Jaguars Head Coach Gus Bradley has said throughout the offseason that Lee being on the field during the coming months is key, and he said he has seen focus in that area from Lee.
"You see him doing more things to take care of his body," Bradley said. "We still have continued conversations. I think he's starting to take ownership of it more, I feel a lot."
The 2014 second-round draft selection's NFL health issues have been well-chronicled. He missed much of his first offseason with an ankle injury, then missed much of the 2015 offseason with a knee injury before missing much of 2015 training camp with a hamstring injury.
Those absences have left him behind in the offense, and through two seasons he has 52 receptions for 613 yards and two touchdowns while playing mostly a reserve role.
A major focus this offseason is to get Lee established in a role in the offense – likely as an outside receiver in various situations. A key to establishing that role is being on the field.
That made participating 100 percent for the first three days of OTAs important to Lee. Very important.
"My thing is just being healthy," Lee said. "That's what's going through my head. When Coach Gus asks me my mindset, that's it. That's all I worry about."
Lee has been in town through much of the offseason program, though he did spend part of the offseason in his hometown of Los Angeles and saw Lakers legend Kobe Bryant's final game. That was the game in which Bryant scored 60 points.
"I went to a couple before then, too," Lee said with a smile, "but the last one was pretty solid."
Images from the third day of organized team activities.
Coming into focus
The Jaguars' defense has been a major area of offseason focus, and after three OTAs, the vision for the defense is a bit clearer than before.
A major focus under new coordinator Todd Wash continues to be focus on detail. When players compare this year's defense to last year's, they don't mention major scheme changes as much as the emphasis on making sure every player knows exactly what's expected on every play.
Attention to detail … get ready to hear that phrase often from defensive players when training camp begins in July.
As far as scheme changes, there will be some. But to hear defensive players tell it, those will be mostly about more packages and new personnel groupings in passing situations. The Jaguars for the most part were effective against the run in 2015. Wash was the team's run-game coordinator last season, so there are unlikely to be major changes in that area.

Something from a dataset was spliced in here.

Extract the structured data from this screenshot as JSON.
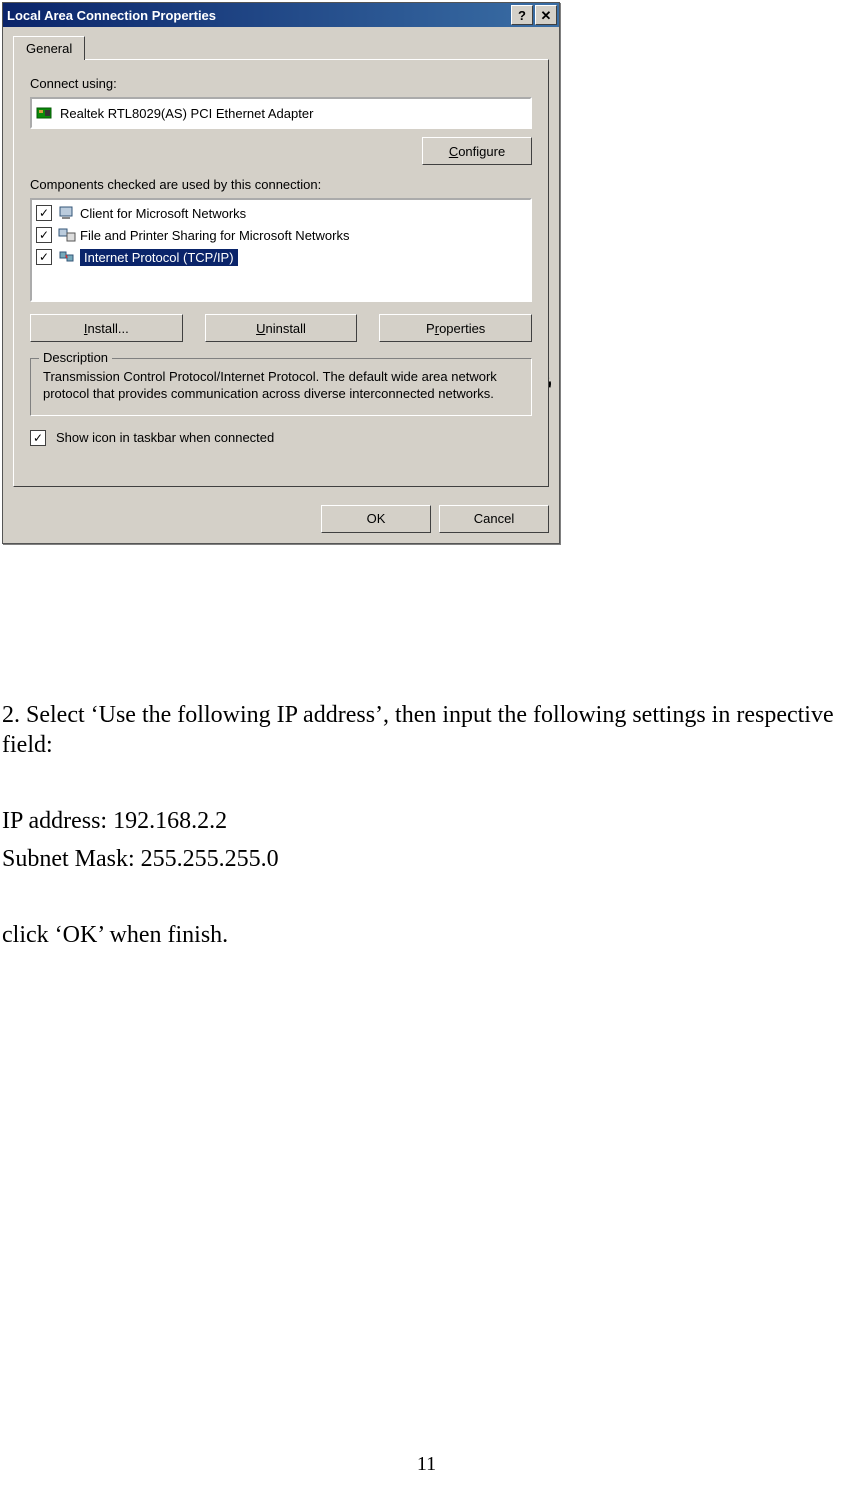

One personnel change? The implementation of the "Lotto," which is perhaps best described as the team's old "Otto" position with an increased emphasis on the pass-rushing duties typically performed by the team's "Leo" pass rushers.
Around the Jaguars
*It's clear newly signed defensive tackle Malik Jackson is excited about his role in the Jaguars' defense. Jackson will mostly play three-technique defensive tackle though he could move around in sub-packages – which is something he said he doesn't mind doing. Jackson said the three technique's aggressive, up-the-field style is somewhat different than the style he played in Denver – but different in a good way. "It [the Jaguars' defensive scheme] allows the three-technique to prosper out here, to go straight and rush," he said. "You can't be wrong in the three-tech position. I like that. It allows a lot of freedom and you can't make any mistakes, so it's good." Jackson's definition of the three-technique role? "Just go out there, get off the ball and get pressure on the quarterback," he said. …
*Bradley said he liked what he has seen from third-year linebacker Telvin Smith early in OTAs, with Smith showing signs of the consistency the team needs from him. "He just keeps stacking it up," Bradley said. "He's really done a nice job all two practices and then [Thursday]. He knows what to do. It's just the technique in doing it and that's what I see, it being more refined."